Supplied data.

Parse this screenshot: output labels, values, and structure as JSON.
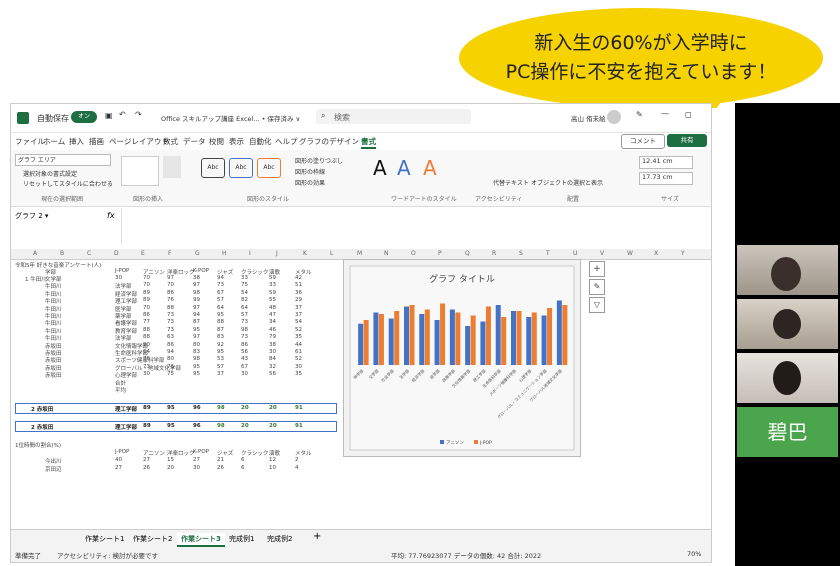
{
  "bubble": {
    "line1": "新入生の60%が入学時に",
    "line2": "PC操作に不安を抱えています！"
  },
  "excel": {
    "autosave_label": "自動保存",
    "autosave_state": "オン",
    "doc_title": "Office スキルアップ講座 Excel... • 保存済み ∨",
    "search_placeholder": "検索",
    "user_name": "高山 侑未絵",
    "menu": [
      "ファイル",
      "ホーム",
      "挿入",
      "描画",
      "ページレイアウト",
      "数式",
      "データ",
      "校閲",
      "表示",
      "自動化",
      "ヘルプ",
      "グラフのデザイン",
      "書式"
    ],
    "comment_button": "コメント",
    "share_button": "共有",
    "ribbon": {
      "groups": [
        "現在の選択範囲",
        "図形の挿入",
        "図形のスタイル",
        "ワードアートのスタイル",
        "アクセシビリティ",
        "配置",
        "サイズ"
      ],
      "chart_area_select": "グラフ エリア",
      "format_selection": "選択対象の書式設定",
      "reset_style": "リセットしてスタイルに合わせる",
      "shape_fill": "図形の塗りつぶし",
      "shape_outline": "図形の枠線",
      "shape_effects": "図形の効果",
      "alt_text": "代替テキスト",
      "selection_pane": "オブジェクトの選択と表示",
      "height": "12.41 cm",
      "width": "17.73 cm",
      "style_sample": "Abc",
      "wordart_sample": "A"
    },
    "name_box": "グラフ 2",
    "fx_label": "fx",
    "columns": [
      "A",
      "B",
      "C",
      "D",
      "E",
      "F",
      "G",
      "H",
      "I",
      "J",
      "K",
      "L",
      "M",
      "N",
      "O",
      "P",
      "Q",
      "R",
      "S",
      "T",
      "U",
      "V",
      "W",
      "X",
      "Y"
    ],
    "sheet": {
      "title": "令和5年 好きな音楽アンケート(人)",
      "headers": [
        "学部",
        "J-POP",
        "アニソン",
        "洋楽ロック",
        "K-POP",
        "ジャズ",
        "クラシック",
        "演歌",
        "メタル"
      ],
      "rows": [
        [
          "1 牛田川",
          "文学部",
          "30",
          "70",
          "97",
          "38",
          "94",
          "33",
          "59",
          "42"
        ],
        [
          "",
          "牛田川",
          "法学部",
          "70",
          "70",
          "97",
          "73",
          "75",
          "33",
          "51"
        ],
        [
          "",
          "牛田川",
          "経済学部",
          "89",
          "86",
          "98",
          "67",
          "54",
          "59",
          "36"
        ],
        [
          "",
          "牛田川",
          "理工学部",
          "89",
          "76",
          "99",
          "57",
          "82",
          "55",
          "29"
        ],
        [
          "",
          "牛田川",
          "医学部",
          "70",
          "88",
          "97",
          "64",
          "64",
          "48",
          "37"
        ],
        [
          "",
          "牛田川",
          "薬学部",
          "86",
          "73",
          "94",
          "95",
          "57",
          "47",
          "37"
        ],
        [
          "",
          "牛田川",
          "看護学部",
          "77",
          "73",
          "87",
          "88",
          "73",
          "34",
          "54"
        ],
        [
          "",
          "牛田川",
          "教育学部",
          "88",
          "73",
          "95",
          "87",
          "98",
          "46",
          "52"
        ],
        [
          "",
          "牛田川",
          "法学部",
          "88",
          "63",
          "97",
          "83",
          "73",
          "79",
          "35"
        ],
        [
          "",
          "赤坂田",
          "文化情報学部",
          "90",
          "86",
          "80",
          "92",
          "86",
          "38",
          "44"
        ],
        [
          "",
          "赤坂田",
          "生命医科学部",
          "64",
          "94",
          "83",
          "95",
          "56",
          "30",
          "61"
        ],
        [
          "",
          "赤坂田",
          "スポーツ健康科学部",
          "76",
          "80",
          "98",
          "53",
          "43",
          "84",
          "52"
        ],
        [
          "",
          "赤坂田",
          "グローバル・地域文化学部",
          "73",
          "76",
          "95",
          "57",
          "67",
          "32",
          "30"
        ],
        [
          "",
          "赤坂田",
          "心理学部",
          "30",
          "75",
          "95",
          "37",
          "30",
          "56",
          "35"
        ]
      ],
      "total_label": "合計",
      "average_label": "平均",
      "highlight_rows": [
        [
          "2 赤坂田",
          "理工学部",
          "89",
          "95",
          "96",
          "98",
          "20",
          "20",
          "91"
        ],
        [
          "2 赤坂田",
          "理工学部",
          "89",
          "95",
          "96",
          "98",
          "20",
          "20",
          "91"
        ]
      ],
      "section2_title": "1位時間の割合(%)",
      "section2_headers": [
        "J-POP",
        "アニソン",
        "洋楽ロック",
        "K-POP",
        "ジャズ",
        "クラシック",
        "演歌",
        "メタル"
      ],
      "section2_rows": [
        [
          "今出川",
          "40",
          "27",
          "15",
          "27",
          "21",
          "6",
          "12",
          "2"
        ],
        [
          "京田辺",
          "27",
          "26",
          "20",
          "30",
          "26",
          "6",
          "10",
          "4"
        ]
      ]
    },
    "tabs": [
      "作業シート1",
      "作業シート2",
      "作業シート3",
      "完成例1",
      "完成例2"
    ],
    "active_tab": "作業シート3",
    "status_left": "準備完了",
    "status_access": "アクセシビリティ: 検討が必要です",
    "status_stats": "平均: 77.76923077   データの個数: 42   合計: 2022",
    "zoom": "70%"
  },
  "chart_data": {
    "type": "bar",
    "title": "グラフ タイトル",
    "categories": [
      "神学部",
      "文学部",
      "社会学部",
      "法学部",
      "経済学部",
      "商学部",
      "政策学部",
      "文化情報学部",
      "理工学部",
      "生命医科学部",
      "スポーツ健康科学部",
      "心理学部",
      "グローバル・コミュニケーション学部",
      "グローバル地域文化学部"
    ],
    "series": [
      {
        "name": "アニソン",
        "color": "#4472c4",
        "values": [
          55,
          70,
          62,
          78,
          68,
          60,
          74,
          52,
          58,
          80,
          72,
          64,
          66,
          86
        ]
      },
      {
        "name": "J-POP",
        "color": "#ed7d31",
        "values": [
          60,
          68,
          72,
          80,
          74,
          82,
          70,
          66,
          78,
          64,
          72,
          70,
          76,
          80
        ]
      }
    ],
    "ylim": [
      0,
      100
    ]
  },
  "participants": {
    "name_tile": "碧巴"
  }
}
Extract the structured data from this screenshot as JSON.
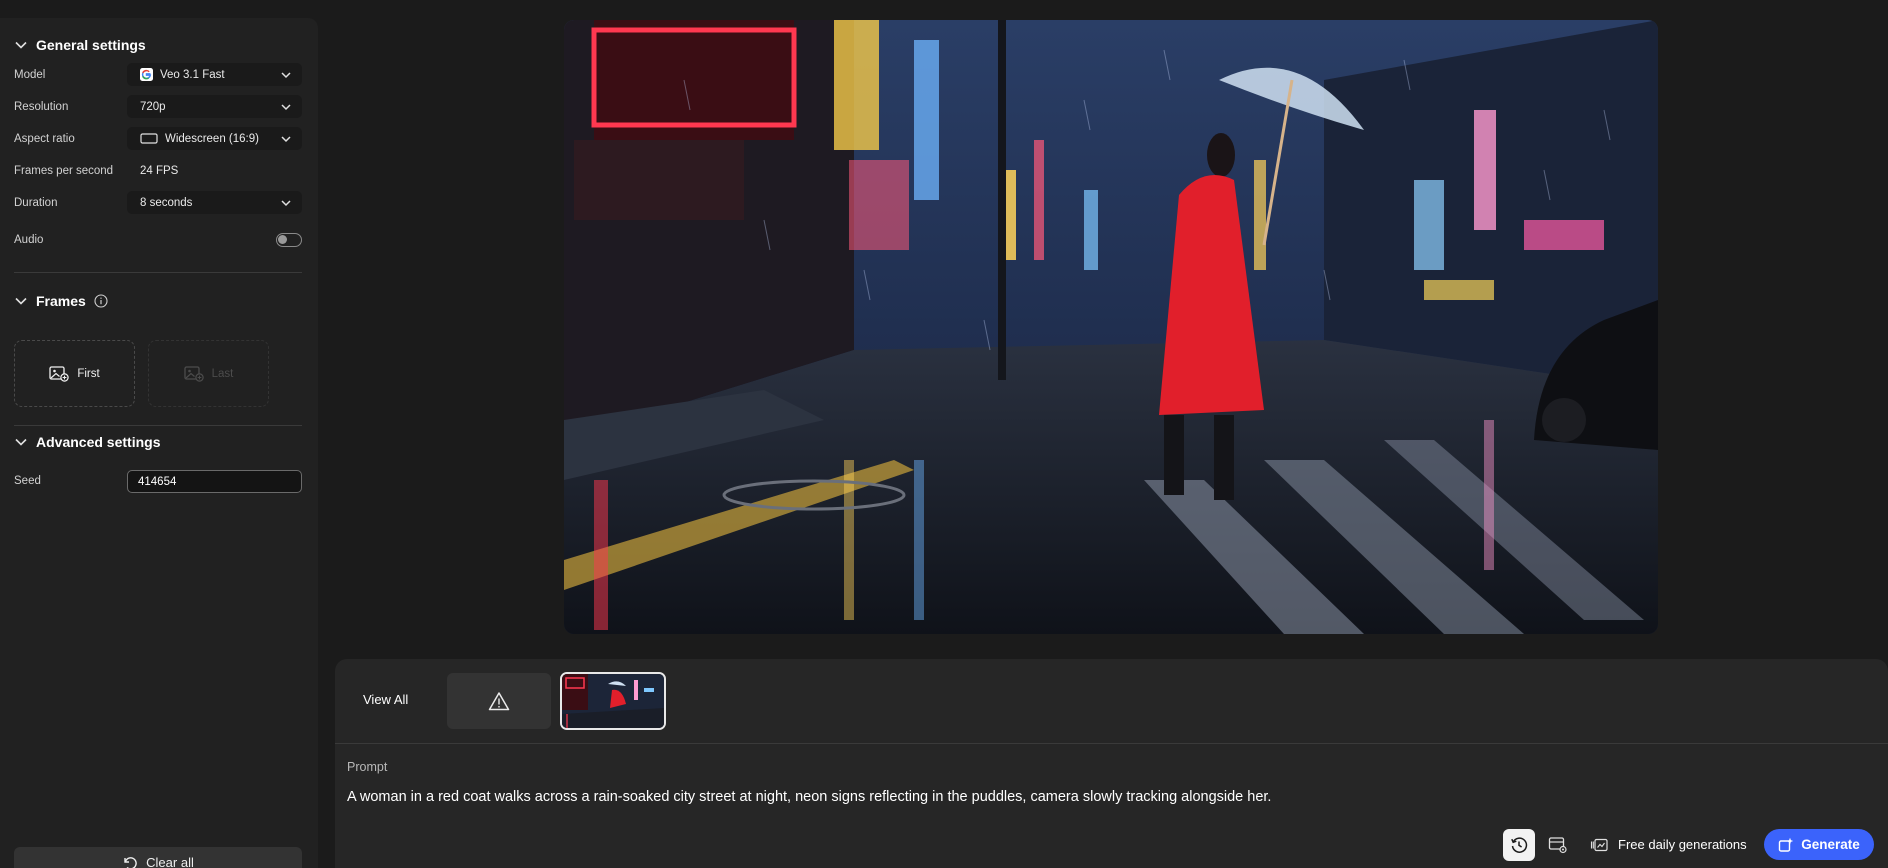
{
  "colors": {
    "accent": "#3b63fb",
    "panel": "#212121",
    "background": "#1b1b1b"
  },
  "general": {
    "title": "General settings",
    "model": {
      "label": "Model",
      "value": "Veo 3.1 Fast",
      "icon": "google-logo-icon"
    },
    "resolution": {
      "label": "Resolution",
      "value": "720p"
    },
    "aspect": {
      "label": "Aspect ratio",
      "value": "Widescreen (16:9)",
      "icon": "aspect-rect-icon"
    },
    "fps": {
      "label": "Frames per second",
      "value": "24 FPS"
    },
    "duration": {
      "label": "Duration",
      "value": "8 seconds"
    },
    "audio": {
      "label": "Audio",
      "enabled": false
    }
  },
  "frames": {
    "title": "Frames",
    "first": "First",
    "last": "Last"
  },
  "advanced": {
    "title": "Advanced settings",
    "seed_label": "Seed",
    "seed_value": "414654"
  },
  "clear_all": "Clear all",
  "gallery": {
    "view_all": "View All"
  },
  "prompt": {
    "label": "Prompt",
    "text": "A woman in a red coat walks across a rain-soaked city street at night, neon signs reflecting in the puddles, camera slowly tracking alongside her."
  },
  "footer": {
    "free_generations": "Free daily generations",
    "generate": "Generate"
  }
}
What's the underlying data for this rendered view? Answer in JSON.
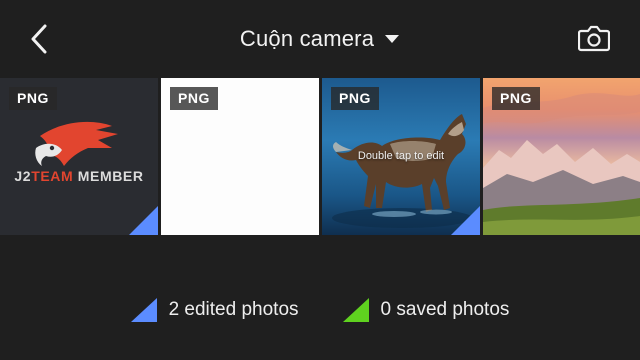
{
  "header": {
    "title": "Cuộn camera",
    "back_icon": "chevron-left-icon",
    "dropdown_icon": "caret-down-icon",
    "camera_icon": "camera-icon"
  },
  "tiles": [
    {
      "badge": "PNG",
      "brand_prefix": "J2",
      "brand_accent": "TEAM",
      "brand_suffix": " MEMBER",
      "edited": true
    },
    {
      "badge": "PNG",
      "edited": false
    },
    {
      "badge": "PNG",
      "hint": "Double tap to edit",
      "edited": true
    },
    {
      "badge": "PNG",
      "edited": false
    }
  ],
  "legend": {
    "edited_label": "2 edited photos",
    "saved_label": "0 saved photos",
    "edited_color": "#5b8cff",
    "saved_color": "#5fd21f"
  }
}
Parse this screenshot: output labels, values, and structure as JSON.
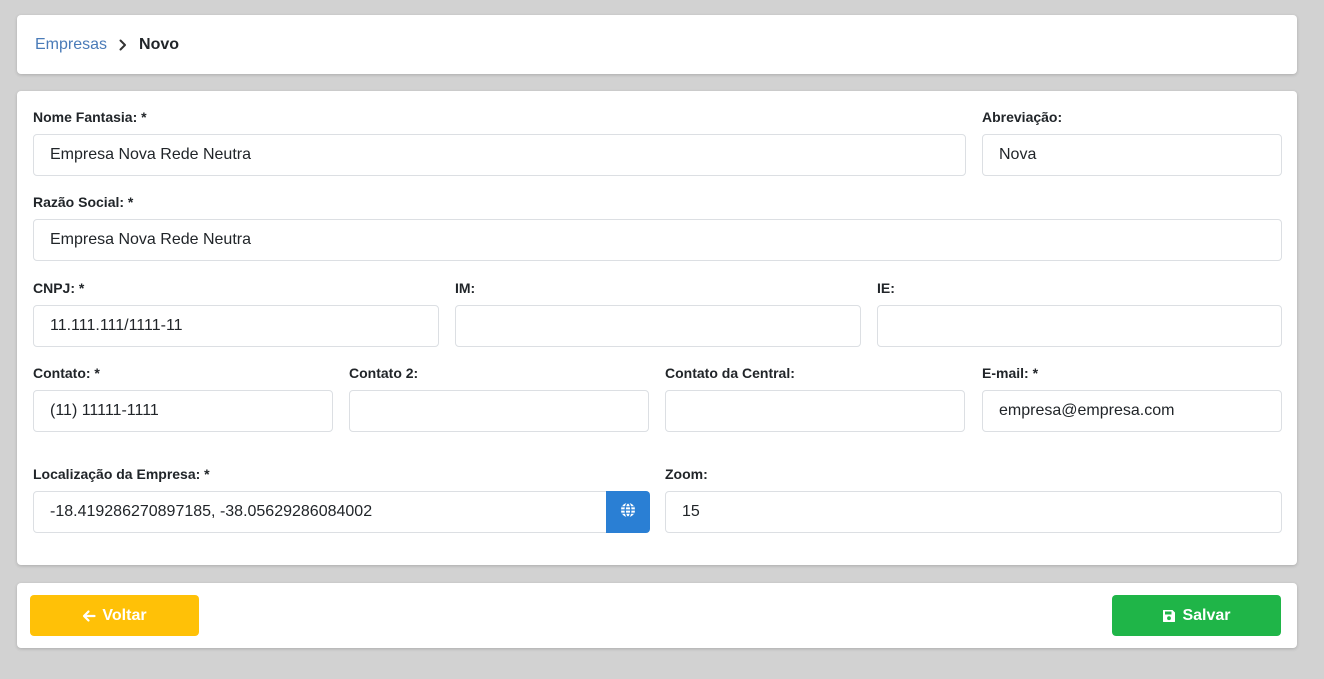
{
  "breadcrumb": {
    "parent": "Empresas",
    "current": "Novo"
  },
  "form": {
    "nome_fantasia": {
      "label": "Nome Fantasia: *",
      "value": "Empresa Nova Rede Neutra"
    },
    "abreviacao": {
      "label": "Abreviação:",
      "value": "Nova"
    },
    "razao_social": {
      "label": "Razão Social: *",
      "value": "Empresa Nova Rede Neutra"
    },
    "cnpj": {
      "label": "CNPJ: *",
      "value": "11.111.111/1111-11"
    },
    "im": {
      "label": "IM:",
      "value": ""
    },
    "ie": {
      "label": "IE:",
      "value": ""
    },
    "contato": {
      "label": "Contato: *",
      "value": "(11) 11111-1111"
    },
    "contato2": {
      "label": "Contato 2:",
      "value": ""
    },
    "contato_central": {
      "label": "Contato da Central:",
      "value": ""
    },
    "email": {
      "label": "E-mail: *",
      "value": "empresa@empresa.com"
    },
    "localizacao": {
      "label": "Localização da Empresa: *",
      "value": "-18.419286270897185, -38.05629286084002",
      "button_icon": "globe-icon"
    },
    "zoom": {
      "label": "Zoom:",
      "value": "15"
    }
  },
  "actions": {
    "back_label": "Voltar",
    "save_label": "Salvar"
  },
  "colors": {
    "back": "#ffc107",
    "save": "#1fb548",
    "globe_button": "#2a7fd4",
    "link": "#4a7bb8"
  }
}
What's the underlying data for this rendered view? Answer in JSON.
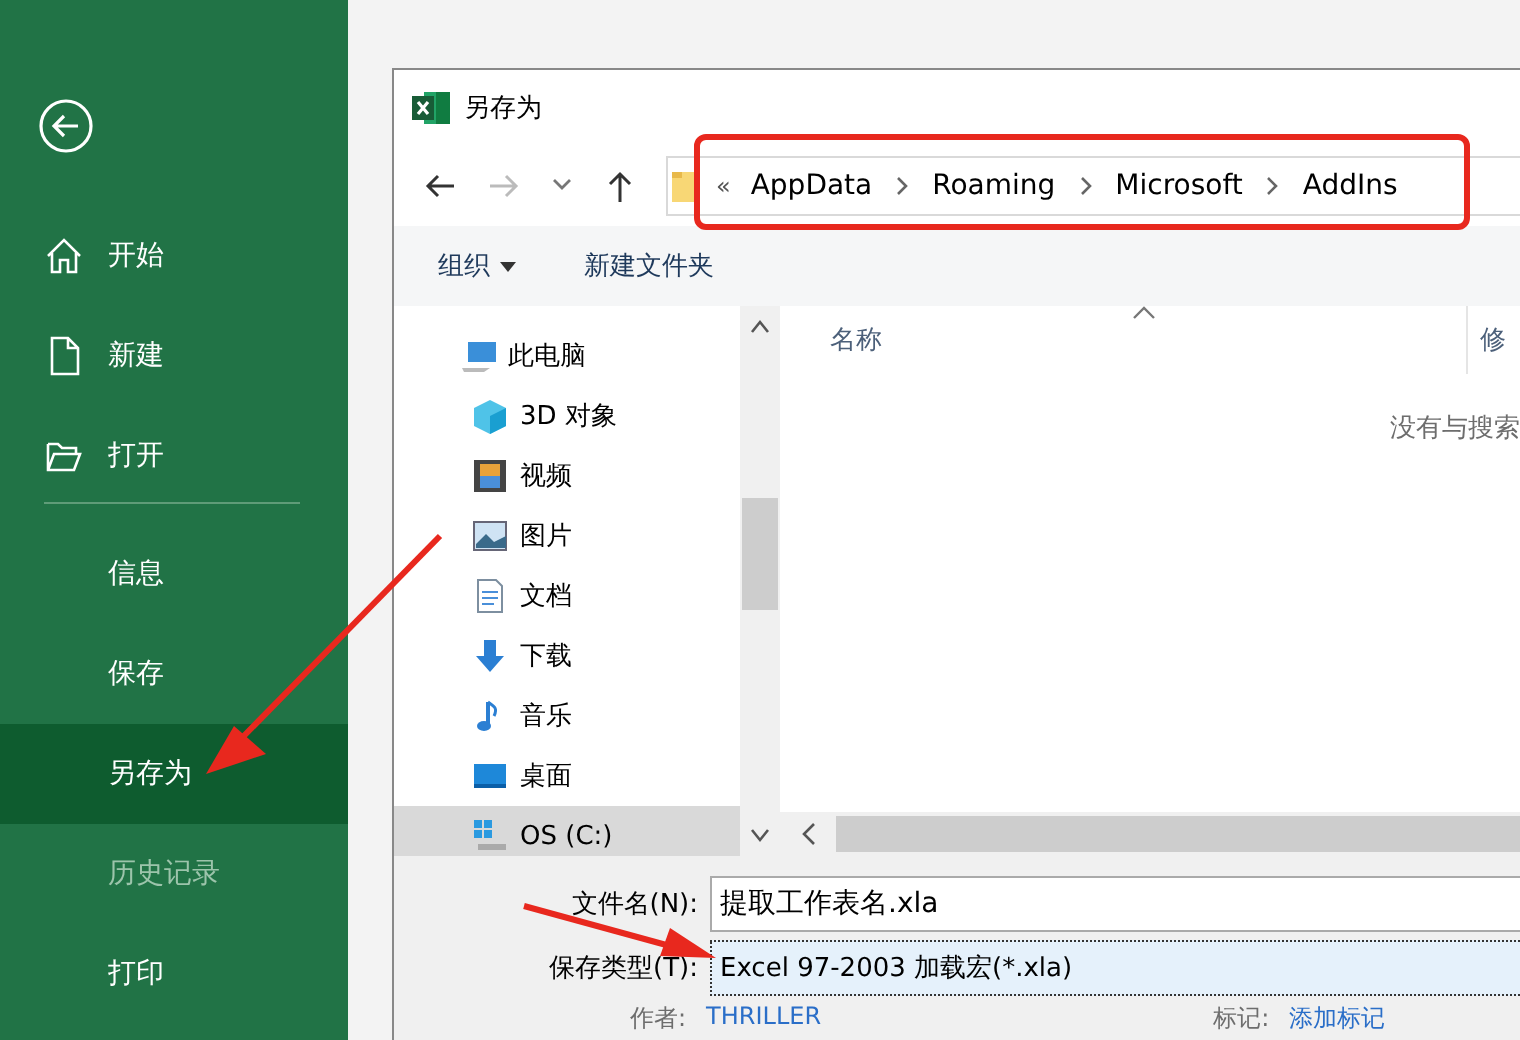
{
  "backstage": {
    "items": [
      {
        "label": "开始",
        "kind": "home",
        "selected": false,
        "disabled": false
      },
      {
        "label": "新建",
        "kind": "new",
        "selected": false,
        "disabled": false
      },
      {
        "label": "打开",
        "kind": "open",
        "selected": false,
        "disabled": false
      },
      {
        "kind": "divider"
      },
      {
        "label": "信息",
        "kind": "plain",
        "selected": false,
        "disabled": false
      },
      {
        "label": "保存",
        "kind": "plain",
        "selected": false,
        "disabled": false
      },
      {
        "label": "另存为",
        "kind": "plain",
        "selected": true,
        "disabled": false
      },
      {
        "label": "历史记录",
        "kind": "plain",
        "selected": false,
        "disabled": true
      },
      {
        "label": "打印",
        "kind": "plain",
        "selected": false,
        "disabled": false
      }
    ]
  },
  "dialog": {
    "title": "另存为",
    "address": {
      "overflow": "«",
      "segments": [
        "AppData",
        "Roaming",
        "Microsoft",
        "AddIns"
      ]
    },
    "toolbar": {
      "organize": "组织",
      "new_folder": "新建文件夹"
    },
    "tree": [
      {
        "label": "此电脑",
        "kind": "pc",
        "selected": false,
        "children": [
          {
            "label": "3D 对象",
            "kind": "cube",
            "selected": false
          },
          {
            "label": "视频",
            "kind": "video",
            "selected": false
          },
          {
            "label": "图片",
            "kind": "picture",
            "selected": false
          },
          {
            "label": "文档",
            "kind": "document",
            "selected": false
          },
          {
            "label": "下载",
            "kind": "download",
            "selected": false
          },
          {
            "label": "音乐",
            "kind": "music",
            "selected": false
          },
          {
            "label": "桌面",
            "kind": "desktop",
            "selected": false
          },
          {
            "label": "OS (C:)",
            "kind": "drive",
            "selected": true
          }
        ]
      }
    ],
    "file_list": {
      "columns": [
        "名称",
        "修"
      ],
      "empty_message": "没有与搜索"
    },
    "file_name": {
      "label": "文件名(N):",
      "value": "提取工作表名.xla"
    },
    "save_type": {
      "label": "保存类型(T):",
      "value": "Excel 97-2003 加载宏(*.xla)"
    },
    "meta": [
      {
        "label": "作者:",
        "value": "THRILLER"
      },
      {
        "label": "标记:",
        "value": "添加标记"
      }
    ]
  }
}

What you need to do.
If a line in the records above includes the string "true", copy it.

Worked solution.
      "edited": true
      "edited": true
        "selected": true,
        "disabled": true
            "selected": true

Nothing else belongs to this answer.